**What is expected**
Below are records; work out how many of their lines contain the word "icon" and reply with the number only.

**Exercise data**
▼
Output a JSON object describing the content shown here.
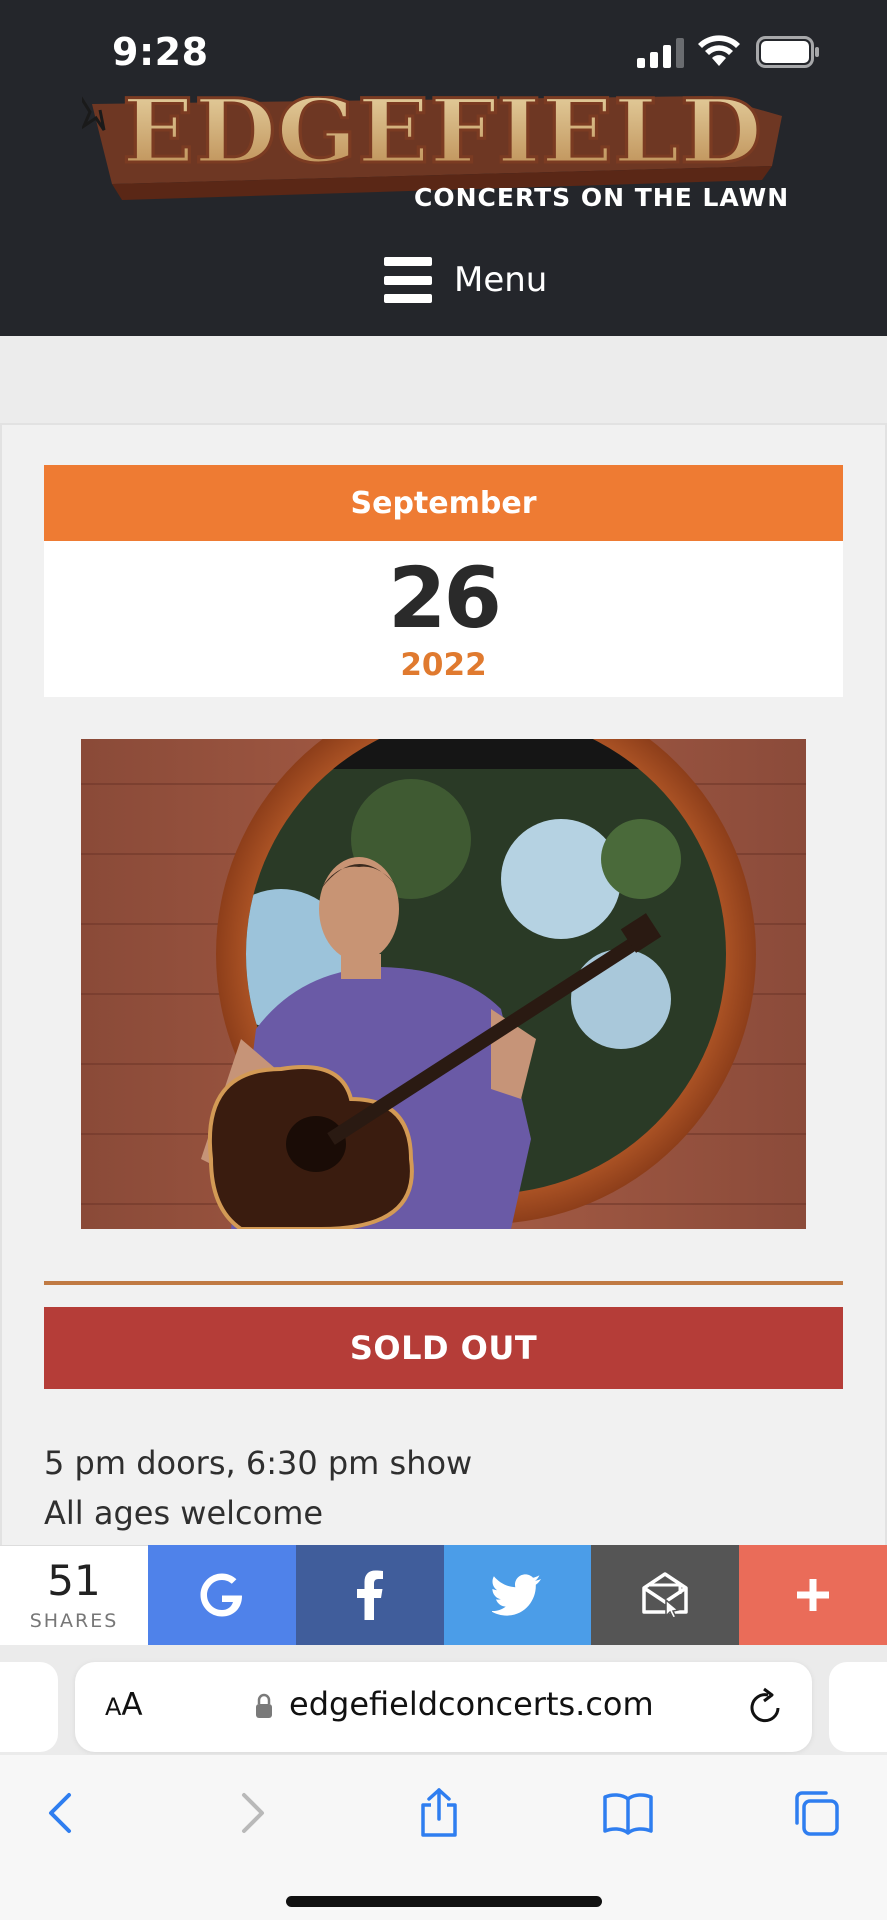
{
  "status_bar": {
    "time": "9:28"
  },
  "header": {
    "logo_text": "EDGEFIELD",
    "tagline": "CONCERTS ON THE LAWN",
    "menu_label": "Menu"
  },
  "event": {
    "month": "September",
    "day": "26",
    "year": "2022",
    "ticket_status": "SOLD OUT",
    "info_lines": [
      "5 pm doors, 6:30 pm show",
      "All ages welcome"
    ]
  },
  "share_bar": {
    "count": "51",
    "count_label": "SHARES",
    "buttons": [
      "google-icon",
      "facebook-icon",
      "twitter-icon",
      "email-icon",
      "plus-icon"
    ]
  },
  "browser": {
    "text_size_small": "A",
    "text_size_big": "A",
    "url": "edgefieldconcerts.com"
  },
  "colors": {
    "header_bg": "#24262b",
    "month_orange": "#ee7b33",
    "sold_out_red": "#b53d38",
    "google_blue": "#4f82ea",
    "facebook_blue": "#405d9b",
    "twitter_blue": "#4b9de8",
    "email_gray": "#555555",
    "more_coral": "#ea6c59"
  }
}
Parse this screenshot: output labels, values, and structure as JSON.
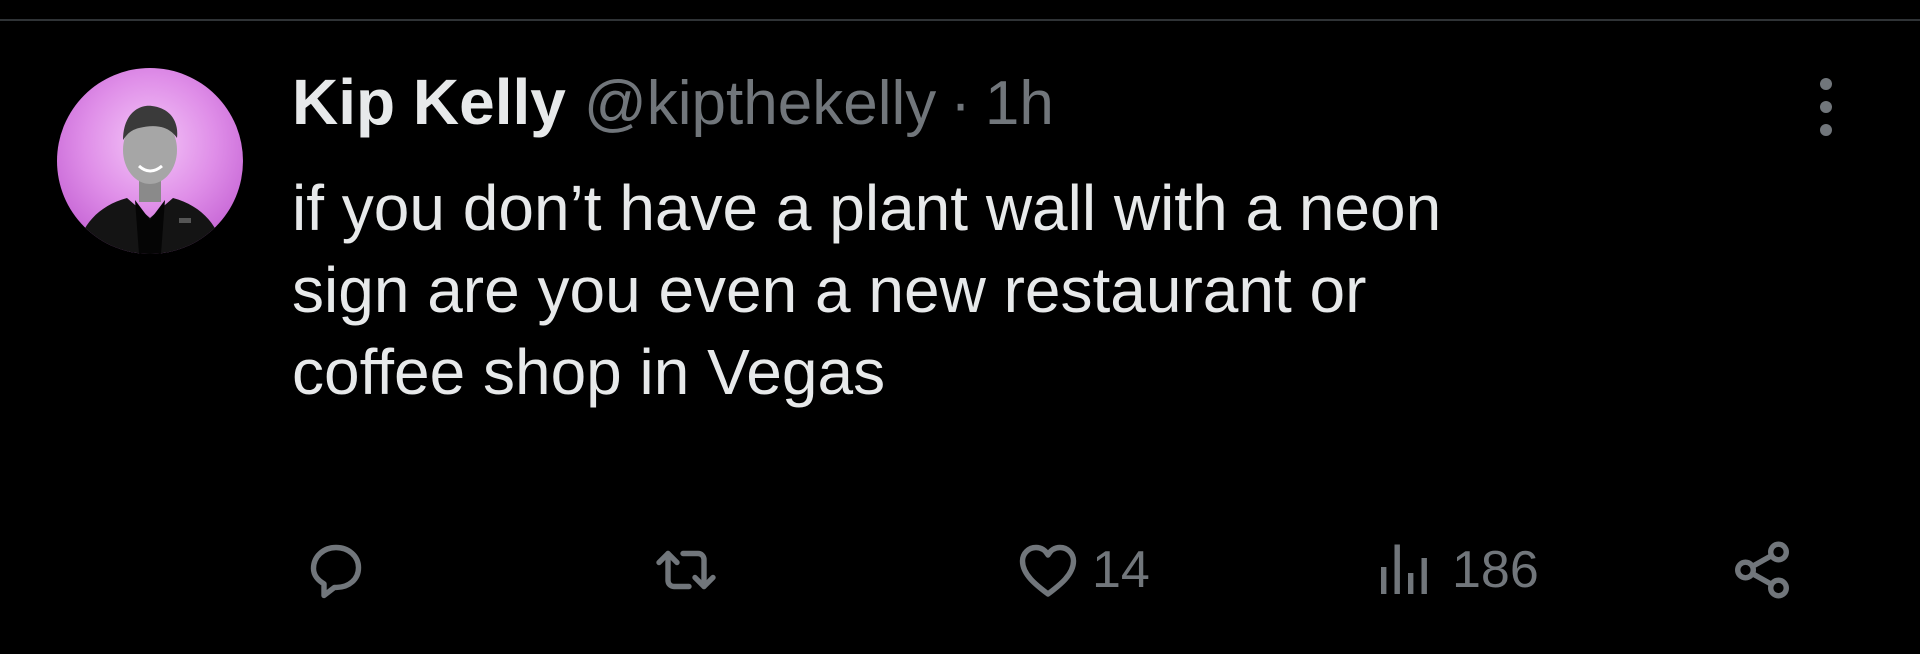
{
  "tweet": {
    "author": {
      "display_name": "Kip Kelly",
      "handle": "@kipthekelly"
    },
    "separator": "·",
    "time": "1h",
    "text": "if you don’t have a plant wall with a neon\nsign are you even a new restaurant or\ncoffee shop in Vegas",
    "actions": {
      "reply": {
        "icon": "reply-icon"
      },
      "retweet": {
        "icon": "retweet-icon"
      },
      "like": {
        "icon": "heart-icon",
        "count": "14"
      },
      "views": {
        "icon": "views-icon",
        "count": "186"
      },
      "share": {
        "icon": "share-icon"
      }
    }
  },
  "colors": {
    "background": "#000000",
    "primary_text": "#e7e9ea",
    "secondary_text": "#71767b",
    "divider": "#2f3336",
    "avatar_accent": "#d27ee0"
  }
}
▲
**Problem solution**
10